The core difference is,
@ManagedBean is managed by JSF framework and is only via
@ManagedProperty available to another JSF managed beans.
@Named is managed by application server (the container) via CDI framework and is via
@Inject available to any kind of a container managed artifact like
@Stateless, etc and even a JSF
@ManagedBean. From the other side on,
@ManagedProperty does not work inside a
@Named or any other container managed artifact. It works really only inside
Another difference is that CDI actually injects proxies delegating to the current instance in the target scope on a per-request/thread basis (like as how EJBs are been injected). This mechanism allows injecting a bean of a narrower scope in a bean of a broader scope, which isn't possible with JSF

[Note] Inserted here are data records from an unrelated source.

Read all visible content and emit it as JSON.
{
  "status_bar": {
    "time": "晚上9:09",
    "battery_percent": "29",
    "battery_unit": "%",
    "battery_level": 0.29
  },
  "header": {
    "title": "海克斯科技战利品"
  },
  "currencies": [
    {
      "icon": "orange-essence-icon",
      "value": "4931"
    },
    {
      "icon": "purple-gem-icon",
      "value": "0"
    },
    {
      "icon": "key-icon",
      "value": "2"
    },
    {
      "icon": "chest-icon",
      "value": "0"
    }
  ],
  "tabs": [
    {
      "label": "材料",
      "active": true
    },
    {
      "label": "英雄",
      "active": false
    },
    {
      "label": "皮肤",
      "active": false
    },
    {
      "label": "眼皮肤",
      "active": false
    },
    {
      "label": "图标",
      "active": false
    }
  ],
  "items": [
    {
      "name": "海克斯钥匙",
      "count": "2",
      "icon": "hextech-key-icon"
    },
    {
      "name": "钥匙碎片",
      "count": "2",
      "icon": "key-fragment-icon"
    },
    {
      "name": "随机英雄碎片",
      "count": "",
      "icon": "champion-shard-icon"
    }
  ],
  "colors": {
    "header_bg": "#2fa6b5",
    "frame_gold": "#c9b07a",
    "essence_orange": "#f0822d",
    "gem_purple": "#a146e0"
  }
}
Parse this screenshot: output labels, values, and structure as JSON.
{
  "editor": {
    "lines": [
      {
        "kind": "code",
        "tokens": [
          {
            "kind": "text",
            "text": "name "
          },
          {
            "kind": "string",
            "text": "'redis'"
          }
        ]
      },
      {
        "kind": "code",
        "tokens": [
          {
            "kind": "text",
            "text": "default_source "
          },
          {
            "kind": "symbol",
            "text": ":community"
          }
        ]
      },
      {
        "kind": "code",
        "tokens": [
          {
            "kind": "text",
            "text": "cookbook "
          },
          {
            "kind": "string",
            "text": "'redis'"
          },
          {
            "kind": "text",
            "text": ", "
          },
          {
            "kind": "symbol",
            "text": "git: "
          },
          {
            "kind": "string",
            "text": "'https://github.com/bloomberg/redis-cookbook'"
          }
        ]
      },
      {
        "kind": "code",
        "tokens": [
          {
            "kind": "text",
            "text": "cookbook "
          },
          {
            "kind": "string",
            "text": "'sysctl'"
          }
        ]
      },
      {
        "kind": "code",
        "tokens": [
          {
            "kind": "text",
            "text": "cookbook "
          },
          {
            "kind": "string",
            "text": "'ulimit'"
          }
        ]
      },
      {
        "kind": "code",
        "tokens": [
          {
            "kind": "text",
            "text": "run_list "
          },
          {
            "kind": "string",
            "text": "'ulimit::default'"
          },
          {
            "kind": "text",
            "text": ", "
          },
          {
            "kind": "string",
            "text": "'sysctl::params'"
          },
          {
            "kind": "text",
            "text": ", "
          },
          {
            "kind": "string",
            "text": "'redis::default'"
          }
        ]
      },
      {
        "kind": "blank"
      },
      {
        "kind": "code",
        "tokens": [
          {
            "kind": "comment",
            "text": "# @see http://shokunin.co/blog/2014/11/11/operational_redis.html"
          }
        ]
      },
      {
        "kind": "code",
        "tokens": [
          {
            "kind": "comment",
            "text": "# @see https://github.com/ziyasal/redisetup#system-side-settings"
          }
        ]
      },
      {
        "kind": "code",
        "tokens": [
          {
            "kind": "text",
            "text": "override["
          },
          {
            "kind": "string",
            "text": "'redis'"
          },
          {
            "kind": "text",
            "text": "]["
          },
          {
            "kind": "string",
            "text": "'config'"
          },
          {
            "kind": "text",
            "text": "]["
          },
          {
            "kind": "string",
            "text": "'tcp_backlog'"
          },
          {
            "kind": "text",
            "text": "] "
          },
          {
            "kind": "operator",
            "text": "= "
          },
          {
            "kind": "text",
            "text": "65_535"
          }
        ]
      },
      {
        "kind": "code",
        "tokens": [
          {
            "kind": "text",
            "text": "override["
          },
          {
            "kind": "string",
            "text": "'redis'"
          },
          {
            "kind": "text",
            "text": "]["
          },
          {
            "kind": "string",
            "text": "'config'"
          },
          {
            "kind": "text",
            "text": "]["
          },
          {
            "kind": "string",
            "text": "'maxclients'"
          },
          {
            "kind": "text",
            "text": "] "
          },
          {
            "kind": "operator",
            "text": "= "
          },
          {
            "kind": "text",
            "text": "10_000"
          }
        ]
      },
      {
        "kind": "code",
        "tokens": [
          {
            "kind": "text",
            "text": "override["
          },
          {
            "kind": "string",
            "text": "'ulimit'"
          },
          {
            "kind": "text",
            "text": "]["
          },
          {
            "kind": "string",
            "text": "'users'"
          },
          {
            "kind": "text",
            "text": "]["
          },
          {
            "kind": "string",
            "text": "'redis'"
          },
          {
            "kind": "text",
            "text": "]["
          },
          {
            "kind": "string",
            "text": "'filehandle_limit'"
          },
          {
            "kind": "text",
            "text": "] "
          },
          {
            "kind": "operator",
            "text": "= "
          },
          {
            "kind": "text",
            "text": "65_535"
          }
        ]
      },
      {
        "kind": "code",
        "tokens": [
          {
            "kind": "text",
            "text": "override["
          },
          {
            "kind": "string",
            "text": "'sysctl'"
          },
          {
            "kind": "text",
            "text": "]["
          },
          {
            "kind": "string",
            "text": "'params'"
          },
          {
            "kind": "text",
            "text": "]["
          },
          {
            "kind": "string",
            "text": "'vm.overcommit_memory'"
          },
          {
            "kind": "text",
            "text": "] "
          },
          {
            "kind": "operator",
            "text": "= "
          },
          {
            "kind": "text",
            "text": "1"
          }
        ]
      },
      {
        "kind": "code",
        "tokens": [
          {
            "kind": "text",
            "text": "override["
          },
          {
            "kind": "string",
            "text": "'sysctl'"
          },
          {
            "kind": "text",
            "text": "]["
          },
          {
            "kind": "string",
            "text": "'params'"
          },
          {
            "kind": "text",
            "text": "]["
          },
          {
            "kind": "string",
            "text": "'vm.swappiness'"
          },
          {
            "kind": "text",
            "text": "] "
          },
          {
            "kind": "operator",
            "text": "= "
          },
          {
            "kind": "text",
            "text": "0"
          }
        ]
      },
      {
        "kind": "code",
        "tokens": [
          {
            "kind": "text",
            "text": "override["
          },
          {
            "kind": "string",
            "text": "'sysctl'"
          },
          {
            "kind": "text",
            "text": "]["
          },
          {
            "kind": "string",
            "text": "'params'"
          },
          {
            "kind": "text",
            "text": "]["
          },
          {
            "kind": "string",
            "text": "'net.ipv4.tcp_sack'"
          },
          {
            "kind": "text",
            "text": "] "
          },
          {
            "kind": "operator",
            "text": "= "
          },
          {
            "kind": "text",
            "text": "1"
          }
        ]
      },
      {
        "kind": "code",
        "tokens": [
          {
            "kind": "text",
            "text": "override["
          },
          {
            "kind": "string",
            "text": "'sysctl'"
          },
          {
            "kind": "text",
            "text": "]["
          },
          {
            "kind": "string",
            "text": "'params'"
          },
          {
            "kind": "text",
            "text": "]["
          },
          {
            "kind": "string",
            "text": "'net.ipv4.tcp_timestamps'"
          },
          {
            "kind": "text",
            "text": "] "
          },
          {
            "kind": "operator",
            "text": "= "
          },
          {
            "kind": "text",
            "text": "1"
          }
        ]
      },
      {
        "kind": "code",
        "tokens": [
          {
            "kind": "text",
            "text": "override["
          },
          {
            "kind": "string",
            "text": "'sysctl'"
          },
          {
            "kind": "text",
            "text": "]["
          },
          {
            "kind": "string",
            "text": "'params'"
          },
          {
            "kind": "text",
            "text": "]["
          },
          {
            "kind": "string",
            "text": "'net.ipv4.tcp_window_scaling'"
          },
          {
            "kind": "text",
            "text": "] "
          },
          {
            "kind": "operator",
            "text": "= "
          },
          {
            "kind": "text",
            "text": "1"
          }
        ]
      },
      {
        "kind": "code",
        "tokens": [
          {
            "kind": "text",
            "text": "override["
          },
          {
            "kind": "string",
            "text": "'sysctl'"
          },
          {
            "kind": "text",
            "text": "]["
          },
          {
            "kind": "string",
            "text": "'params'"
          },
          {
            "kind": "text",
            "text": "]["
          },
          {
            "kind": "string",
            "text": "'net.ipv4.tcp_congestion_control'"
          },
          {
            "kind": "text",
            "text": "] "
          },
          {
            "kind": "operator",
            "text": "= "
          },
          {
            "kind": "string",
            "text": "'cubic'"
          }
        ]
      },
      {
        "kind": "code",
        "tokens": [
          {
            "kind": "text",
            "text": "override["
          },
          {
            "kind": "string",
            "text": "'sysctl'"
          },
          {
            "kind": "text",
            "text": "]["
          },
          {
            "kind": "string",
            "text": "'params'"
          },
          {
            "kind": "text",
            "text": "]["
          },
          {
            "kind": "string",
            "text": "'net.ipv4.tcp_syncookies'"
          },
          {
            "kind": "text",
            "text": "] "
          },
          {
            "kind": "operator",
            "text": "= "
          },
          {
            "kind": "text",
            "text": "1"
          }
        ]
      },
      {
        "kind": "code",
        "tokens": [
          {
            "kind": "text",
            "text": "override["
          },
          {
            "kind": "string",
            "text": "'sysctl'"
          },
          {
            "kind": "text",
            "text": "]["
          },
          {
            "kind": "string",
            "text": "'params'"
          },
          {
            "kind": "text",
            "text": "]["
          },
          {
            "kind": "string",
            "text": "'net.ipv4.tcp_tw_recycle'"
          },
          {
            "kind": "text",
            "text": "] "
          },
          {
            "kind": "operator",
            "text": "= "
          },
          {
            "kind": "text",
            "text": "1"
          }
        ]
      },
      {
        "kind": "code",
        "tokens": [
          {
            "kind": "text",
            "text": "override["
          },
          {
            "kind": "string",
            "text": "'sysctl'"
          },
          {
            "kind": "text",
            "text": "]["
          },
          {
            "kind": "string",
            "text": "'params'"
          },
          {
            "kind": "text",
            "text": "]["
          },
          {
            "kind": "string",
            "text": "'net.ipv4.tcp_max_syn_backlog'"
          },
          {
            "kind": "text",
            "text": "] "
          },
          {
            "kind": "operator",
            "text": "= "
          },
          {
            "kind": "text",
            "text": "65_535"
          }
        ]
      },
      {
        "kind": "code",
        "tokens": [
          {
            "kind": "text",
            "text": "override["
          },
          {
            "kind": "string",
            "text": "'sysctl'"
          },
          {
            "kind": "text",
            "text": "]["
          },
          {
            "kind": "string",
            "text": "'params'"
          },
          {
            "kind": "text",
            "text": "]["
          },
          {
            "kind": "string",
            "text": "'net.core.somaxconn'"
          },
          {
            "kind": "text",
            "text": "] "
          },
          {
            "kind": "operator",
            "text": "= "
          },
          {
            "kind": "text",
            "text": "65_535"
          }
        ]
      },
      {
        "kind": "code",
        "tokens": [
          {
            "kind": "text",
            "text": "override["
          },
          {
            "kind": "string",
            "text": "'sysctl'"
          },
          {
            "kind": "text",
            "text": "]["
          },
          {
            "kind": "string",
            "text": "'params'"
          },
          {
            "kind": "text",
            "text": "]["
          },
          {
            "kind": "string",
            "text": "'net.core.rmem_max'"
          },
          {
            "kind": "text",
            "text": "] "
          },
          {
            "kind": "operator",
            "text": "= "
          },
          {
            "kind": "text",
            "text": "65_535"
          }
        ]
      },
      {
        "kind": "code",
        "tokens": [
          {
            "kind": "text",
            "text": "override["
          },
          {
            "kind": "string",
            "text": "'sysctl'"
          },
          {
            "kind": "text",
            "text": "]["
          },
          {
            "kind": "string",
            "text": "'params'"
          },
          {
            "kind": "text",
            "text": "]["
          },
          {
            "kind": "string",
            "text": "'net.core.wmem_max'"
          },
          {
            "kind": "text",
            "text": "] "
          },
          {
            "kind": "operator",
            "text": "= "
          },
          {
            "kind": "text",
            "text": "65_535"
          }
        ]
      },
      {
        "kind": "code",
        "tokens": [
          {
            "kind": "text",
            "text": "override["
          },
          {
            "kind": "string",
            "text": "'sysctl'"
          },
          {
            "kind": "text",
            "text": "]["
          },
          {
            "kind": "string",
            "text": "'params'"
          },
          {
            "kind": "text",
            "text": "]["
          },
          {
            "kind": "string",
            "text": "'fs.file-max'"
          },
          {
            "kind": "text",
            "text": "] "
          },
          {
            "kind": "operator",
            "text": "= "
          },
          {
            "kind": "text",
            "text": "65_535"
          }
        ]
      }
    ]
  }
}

@ManagedProperty. JSF "injects" here the physical instance directly by invoking a setter (that's also exactly why a setter is required, while that is not required with
While not directly a disadvantage — there are other ways — the scope of
@ManagedBean is simply limited. From the other perspective, if you don't want to expose "too much" for
@Inject, you can also just keep your managed beans
@ManagedBean. It's like
public. But that doesn't really count.
At least, in JSF 2.0/2.1, the major disadvantage of managing JSF backing beans by CDI is that there's no CDI equivalent of
@ConversationScoped comes close, but still requires manually starting and stopping and it appends an ugly
cid request parameter to outcome URLs. MyFaces CODI makes it easier by fully transparently bridging JSF's
javax.faces.bean.ViewScoped to CDI so you can just do
@Named @ViewScoped, however that appends an ugly
windowId request parameter to outcome URLs, also on plain vanilla page-to-page navigation. OmniFaces solves this all with a true CDI
@ViewScoped which really ties the bean's scope to JSF view state instead of to an arbitrary request parameter.
JSF 2.2 (which is released 3 years after this question/answer) offers a new fully CDI compatible
@ViewScoped annotation out the box in flavor of
javax.faces.view.ViewScoped. JSF 2.2 even comes along with a CDI-only
@FlowScoped which doesn't have a
@ManagedBean equivalent, hereby pushing JSF users towards CDI. The expectation is that
@ManagedBean and friends will be deprecated as per Java EE 8. If you're currently still using
@ManagedBean, it's therefore strongly recommend to switch to CDI to be prepared for future upgrade paths. CDI is readily available in Java EE Web Profile compatible containers, such as WildFly, TomEE and GlassFish. For Tomcat, you have to install it separately, exactly as you already did for JSF. See also How to install CDI in Tomcat?